My name is Mark Hoyle. I’m a practicing General Dentist in Anderson,SC. and live with my wife Darlene in Townville,SC on Lake Hartwell. My passion for nature photography began many years ago as a scuba diver. My favorite subjects include anything with a heartbeat and landscapes. Continue reading →
Encourage a High School Student to Dig Deeper Into Photography This Summer
It is always exciting to hear about the experiences of each class of the NANPA High School ScholarshipProgram. The 2018 program will take place in Tremont, Tennessee July 2-7 and the deadline to apply to participate is Friday, March 30.
Greetings! I am the new NANPA Blog Coordinator, and have been meaning to write an introductory post since I started in this position several months ago. I worked with Rebecca Spriggs for several months, and she did a great job of training me in the general mechanics and finer points of WordPress, the platform for our blog. We were all sorry to see Rebecca leave NANPA for another position, but certainly wish her well in her new work.

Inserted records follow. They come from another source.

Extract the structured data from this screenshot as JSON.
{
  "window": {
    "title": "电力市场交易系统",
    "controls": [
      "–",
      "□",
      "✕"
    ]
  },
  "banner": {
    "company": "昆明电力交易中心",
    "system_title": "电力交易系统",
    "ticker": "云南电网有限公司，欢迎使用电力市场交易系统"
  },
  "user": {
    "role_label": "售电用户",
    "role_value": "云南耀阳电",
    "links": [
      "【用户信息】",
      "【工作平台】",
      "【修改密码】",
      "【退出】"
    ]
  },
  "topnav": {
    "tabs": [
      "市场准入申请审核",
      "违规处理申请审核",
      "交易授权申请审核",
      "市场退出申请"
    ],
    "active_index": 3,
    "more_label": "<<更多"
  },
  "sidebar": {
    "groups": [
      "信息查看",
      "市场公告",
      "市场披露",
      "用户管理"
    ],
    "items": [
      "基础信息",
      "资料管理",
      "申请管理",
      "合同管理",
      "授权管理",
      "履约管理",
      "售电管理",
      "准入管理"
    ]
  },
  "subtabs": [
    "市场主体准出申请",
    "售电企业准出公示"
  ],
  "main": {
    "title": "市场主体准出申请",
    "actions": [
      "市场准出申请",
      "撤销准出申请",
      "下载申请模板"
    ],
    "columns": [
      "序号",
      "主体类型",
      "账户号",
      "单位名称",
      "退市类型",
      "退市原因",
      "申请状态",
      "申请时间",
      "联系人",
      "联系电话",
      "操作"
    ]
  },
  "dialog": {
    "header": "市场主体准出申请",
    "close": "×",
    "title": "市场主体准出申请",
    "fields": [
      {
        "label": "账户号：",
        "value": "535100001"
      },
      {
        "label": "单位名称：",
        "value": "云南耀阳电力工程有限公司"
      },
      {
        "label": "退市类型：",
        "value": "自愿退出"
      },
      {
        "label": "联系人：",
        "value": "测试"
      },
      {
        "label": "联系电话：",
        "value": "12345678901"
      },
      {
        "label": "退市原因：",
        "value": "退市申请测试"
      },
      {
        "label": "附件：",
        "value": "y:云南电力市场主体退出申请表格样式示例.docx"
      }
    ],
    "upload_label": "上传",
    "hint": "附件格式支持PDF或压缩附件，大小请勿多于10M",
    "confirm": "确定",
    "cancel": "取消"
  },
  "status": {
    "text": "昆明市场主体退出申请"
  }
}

I live in Atlanta, and completed a career in health care information technology in 2012. I’ve been a nature and wildlife photographer for a little over a decade, and started a business with my brother in 2011 called NatureBook Photography. While I’ve been photographing nature for a while, I also began writing about nature nearly two years ago.
It was my dream come true to have been the Artist in Residence as a photographer in the Great Smoky Mountains National Park for six weeks from September through November of 2016. I have been to the park many times and I would never have imagined having this opportunity. My background as a natural resource manager for 26 years along with my passion for photography helped to secure the chance to take photographs for an entire season in one of the most picturesque national parks. For me, it was about more than just taking photos. I wanted to take the time to gain a greater understanding of the park.
Bridalveil Falls in Cuyahoga Valley National Park, Ohio
Now that our long languorous summer is beginning to wane, particularly in the northern states, it is time to start thinking about fall photography. Let’s try something a little different.
Cuyahoga Valley, wedged between the urban areas of Cleveland and Akron, Ohio, is not your typical national park. Carved out of multiple semi-urban areas, several great tracts of land are now protected within the boundary of this relatively compact 33,000 acre park. Just two of the many highlights included here are wonderfully restored stretches of the historic Ohio & Erie Canal and the Cuyahoga River, once so badly polluted by chemical waste that it regularly caught fire.
Having been cobbled together from several disparate elements, when this park was established in 2000 it was part of an effort to bring the national park experience to more people. Located within a day’s drive of perhaps 40% of the American population, Cuyahoga Valley offers a wide variety of fun and great photography. This is particularly true around early-mid October when the woods are ablaze with brilliant autumn color. Continue reading →